Rudi Rubiandini, the head of the upstream oil and gas regulatory special task force SKKMigas, said on Wednesday that the law, which comes into force this year following the issuance of an enabling legal basis last August, would lengthen the land acquirement process for the oil and gas industry.
“The law clearly disturbs our plan for exploration nationwide,” Rudi said. “The regulator is currently trying to discuss the issue with relevant stakeholders to speed up land acquisition procedures for upstream businesses.”
“This is also crucial to ensure that the state’s revenue from the oil and gas sector will not be harmed,” Rudi said.
The Land Acquisition Law, passed in December 2011, was intended to accelerate land procurement for public infrastructure projects, such as toll roads.

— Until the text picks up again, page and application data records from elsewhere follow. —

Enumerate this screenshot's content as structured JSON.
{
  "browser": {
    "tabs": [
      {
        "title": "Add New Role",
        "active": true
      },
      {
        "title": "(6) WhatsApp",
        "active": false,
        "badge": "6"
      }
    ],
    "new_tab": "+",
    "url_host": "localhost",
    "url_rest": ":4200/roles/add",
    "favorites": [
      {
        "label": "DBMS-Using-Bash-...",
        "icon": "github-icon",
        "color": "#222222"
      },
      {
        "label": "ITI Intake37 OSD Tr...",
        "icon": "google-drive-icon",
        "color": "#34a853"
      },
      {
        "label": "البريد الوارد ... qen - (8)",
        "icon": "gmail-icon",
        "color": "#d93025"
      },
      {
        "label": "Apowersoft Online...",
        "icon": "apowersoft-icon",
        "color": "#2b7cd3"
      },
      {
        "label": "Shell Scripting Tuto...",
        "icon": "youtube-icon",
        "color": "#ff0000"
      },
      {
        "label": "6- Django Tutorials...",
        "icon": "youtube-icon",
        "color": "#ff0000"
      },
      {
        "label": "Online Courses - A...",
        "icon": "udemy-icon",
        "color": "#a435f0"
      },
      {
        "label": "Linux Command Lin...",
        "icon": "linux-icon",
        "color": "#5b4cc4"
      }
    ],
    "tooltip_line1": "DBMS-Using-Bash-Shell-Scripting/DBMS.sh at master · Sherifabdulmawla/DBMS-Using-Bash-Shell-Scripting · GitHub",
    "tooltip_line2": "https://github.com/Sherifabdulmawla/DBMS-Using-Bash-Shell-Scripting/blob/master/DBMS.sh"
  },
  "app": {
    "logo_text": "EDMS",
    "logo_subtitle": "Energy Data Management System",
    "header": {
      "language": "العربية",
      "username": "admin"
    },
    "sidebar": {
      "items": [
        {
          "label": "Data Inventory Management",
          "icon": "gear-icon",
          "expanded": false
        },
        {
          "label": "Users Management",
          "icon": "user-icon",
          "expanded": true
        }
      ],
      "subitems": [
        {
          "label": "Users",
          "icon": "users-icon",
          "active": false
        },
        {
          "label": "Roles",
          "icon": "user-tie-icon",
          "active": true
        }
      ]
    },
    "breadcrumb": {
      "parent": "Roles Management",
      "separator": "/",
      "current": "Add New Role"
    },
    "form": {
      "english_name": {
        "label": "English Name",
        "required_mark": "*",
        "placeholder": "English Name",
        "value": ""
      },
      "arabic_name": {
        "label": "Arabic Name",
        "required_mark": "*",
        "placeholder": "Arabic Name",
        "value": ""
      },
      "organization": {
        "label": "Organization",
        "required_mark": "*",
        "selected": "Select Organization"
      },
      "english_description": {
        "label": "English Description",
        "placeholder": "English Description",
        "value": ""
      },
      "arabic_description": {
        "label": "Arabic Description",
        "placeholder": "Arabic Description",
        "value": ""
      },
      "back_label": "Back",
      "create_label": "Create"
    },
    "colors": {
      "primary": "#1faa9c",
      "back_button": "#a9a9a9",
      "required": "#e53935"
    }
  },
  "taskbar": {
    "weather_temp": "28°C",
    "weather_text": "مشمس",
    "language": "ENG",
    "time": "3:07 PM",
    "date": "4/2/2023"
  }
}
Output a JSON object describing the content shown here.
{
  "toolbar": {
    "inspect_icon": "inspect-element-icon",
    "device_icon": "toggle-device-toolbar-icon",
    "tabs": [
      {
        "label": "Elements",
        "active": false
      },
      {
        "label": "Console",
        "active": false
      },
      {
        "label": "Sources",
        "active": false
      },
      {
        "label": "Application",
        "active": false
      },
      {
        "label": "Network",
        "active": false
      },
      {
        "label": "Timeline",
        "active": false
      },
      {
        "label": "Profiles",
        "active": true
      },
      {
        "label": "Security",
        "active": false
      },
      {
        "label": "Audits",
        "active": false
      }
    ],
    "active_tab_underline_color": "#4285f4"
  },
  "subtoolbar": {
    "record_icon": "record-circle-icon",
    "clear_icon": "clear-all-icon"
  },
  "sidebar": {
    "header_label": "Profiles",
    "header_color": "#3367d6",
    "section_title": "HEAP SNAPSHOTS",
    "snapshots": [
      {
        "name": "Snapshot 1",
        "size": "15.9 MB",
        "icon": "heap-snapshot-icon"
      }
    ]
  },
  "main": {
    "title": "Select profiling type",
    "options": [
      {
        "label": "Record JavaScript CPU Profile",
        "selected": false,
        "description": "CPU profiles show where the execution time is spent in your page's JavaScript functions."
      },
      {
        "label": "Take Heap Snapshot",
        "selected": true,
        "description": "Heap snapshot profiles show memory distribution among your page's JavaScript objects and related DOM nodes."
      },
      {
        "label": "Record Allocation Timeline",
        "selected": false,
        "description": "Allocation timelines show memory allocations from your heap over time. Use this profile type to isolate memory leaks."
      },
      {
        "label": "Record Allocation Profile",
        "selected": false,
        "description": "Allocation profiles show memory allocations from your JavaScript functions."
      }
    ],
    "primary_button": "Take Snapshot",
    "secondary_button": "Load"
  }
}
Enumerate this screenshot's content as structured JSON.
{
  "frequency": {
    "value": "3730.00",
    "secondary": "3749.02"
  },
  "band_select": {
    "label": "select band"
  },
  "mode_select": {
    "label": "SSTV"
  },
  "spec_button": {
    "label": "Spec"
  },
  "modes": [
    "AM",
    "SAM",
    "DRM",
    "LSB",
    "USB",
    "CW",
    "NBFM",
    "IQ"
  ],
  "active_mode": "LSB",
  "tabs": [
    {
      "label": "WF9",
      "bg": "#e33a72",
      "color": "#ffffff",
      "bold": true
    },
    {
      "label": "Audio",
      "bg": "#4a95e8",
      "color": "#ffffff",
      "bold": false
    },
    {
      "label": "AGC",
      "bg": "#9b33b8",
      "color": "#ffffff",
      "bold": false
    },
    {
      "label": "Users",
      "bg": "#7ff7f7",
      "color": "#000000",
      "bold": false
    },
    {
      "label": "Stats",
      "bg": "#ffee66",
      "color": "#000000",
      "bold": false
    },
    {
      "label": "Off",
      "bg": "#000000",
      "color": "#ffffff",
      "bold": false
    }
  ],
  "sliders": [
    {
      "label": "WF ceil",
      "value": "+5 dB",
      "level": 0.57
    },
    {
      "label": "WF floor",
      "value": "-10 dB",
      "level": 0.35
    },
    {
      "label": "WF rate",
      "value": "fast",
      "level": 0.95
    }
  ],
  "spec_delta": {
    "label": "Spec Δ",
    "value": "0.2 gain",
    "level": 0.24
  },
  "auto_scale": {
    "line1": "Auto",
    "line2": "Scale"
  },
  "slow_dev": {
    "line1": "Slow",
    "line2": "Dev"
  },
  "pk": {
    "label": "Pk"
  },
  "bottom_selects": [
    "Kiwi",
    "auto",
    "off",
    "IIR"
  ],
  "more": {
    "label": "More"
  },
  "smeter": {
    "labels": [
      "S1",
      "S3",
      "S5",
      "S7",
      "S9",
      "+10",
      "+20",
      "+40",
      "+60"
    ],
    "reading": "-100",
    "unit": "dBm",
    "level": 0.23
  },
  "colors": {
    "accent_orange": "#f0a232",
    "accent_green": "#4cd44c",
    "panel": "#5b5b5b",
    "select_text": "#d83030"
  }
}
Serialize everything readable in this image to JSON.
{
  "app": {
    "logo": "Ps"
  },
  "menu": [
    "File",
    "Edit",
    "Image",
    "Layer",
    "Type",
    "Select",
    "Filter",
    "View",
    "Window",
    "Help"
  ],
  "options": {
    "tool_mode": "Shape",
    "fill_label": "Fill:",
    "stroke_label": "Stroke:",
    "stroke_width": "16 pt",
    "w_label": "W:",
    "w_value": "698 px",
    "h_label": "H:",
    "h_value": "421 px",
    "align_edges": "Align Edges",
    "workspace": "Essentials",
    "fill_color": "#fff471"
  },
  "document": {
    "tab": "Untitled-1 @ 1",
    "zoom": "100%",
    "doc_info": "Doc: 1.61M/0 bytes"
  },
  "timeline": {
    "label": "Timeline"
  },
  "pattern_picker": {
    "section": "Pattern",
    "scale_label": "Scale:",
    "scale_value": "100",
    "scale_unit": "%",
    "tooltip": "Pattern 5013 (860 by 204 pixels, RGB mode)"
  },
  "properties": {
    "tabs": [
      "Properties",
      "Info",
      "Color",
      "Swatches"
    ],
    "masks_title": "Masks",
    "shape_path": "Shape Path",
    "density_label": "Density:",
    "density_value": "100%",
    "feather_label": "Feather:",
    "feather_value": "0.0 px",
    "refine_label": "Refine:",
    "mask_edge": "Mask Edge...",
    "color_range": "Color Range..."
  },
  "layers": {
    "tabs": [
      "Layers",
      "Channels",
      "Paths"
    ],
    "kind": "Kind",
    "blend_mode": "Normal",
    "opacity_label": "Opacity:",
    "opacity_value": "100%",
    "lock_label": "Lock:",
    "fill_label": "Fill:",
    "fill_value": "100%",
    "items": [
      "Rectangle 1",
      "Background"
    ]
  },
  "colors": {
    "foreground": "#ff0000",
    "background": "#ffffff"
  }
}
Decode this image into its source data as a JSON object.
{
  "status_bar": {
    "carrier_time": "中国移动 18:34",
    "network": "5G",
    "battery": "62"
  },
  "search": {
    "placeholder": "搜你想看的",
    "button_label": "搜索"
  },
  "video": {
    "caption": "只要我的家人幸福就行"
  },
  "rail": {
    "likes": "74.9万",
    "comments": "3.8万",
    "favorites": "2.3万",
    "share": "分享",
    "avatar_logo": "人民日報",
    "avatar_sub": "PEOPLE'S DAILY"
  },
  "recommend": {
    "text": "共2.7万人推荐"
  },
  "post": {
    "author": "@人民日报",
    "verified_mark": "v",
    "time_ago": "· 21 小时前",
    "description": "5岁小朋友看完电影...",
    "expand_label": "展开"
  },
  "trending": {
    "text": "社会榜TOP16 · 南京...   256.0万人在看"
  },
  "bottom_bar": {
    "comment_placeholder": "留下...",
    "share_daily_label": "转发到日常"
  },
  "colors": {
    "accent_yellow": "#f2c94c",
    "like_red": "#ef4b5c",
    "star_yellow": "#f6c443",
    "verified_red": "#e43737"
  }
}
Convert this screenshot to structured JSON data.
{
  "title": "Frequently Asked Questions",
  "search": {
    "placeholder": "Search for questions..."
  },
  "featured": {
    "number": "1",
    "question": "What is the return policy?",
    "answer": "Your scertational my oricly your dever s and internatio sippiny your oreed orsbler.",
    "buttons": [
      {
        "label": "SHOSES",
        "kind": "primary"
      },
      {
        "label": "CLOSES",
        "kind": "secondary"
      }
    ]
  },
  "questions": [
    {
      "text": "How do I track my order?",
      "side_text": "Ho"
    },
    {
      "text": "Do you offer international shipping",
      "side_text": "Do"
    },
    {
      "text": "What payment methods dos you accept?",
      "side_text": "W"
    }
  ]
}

To the dismay of the local oil and gas industry, the law affects land acquisitions for upstream activities, including drilling.
While drilling may only take a month, land acquisition under the law might take more than a year. One article of the law, for example, provides for a 538-day process to clear one hectare of land for the public interest.
The law, according to SKKMigas operations deputy Muliawan, might lead to a failure to reach the regulator’s target to drill 1,178 development wells and 253 exploration wells in 2013 to boost hydrocarbon reserves amid maturing production at existing wells.
“At least 60 oil and gas wells — most of them onshore exploration wells — were slated to be drilled at the beginning of this year, but the prolonged land acquisition process might delay them,” Muliawan said.
Without massive drilling this year, the nation’s hydrocarbon reserves of 3.59 billion of barrels oil equivalent would be exhausted within the next 11 years, SKKMigas has said.
Rudi said that the regulator would push for the upstream oil and gas industry to be exempt from the law by increasing the minimum 1-hectare threshold to between five and 10 hectares.
“While the land needed for drilling activity spans more than 1 hectare of land, the total space [required] would not be more than 10 hectares,” Rudi said.
Oil and gas companies have expressed their dislike for the law, which they claim will hurt upstream activity this year.
Pertamina EP spokesman Agus Amperianto said separately that while the firm, an upstream subsidiary of state-run energy firm PT Pertamina, had previously established a target of drilling more than 300 basins this year, most might now be delayed.
“Under the new land rules, we can only start drilling those wells in 2015, instead of 2013, as per the original target,” Agus said.
Even before the Land Acquisition Law was passed in 2011, the nation had made little progress in finding new reserves in recent years.
Only 80 new wells were discovered last year, far below the government’s previously established annual target of 250 wells.
Further, only 51 of the new wells were deemed promising.
Indonesia, which resigned from the Organization of Petroleum Exporting Countries (OPEC) after becoming a net oil importer, has planned to lower its oil output target for the current year to 840,000 barrels per day (bpd), down 6.66 percent from the original target in the state budget of 900,000 bpd.
The government has been relying on the US-based ExxonMobil’s Cepu block in East Java, which is projected to generate an additional 165,000 bpd for Indonesia by the end of 2014, to boost the nation’s oil output to a level of 1 million bpd next year.